  • Check your power settings. On mobile devices especially, a VPN might appear to be a background task and therefore receive less processor time than it needs.
  • Uninstall any other VPNs you’ve tried. Software conflicts between VPN applications can cause problems.
  • Check your firewall and security software are not blocking the VPN.
  • Restart your router to see if that helps to improve the reliability of your internet connection.

Fix IP, DNS, or WebRTC Leaks

If you’ve tested your VPN for leaks and discovered that it’s not working properly, the right solution will depend on the type of leak you’ve found.

If your real IP address is exposed, your VPN simply isn’t working properly. In this case, you’ll almost certainly need to use a different VPN.

However, if you’ve found DNS or WebRTC leaks, there are several ways to fix these issues manually. You can find full instructions for each method in our explanation of how to fix VPN leaks.

How to Fix Encryption Problems

For most VPN services, encryption problems are highly unusual and a serious concern. If you’ve tested your VPN with Wireshark and found that your connection was not encrypted, then we recommend you try one of our recommended VPN services instead.

If you’re using a free VPN or a VPN browser extension, check to make sure it actually attempts to encrypt your data at all, as some of these services are proxies rather than ‘full’ VPN services.

In your VPN’s settings, make sure you’ve chosen a VPN protocol and encryption cipher in the settings menu.

Ultimately, a personal VPN service should work from its first installation and encrypt your web traffic without requiring you to configure it.

If you experience encryption issues with several different VPNs, seek support from your VPN provider to see if they can help you to resolve the issue.

FAQs

How Do I Test if My VPN Is Working?

The easiest way to test if your VPN is working is to check your IP address before and after connecting to a VPN server.

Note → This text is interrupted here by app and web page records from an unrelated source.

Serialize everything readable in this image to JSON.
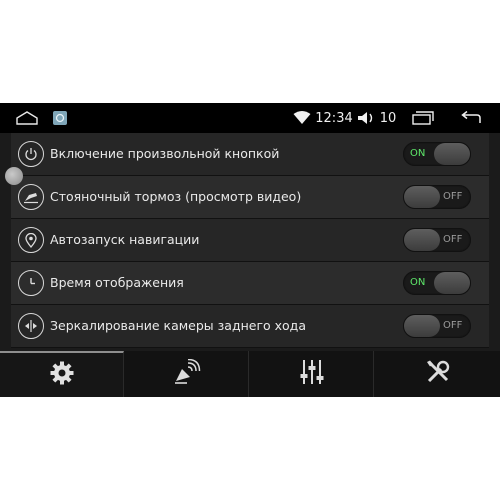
{
  "status_bar": {
    "time": "12:34",
    "volume": "10",
    "icons": [
      "home-outline-icon",
      "app-thumbnail-icon",
      "wifi-icon",
      "volume-icon",
      "recent-apps-icon",
      "back-icon"
    ]
  },
  "settings": [
    {
      "label": "Включение произвольной кнопкой",
      "icon": "power-icon",
      "state": "ON"
    },
    {
      "label": "Стояночный тормоз (просмотр видео)",
      "icon": "parking-brake-icon",
      "state": "OFF"
    },
    {
      "label": "Автозапуск навигации",
      "icon": "location-pin-icon",
      "state": "OFF"
    },
    {
      "label": "Время отображения",
      "icon": "clock-icon",
      "state": "ON"
    },
    {
      "label": "Зеркалирование камеры заднего хода",
      "icon": "mirror-icon",
      "state": "OFF"
    }
  ],
  "tabs": [
    {
      "icon": "gear-icon",
      "active": true
    },
    {
      "icon": "satellite-icon",
      "active": false
    },
    {
      "icon": "equalizer-icon",
      "active": false
    },
    {
      "icon": "tools-icon",
      "active": false
    }
  ],
  "colors": {
    "on_text": "#5ee86a",
    "off_text": "#9a9a9a",
    "background": "#1b1b1b"
  }
}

If your IP address changes, the VPN is working properly. You can also check for data leaks using a VPN leak test, and test your VPN’s encryption using free packet inspection software such as WireShark.

Why Is My VPN Connected But Still Not Working?

If your VPN is connected but your traffic isn’t encrypted and your IP address hasn’t changed, the VPN isn’t working. Check to see if you are using split tunneling, and disable it if so. Make sure you’re not using a ‘trusted networks’ feature either, which turns the VPN off when you’re using a network you’ve told it is safe.

If your VPN still doesn’t work, it may be leaking data or blocked by security software on your device.

Can a Slow Internet Connection Stop My VPN Working?

It’s possible for a slow internet connection to interfere with your VPN. The VPN software on your device sends a message to the VPN server every few seconds to keep the tunnel open. If it doesn’t get a reply in 120 seconds, your VPN will disconnect.

120 seconds is a long time, though, so it would be unusual in most places. Outages in internet infrastructure that cause a delay of this length could make your VPN tunnel close.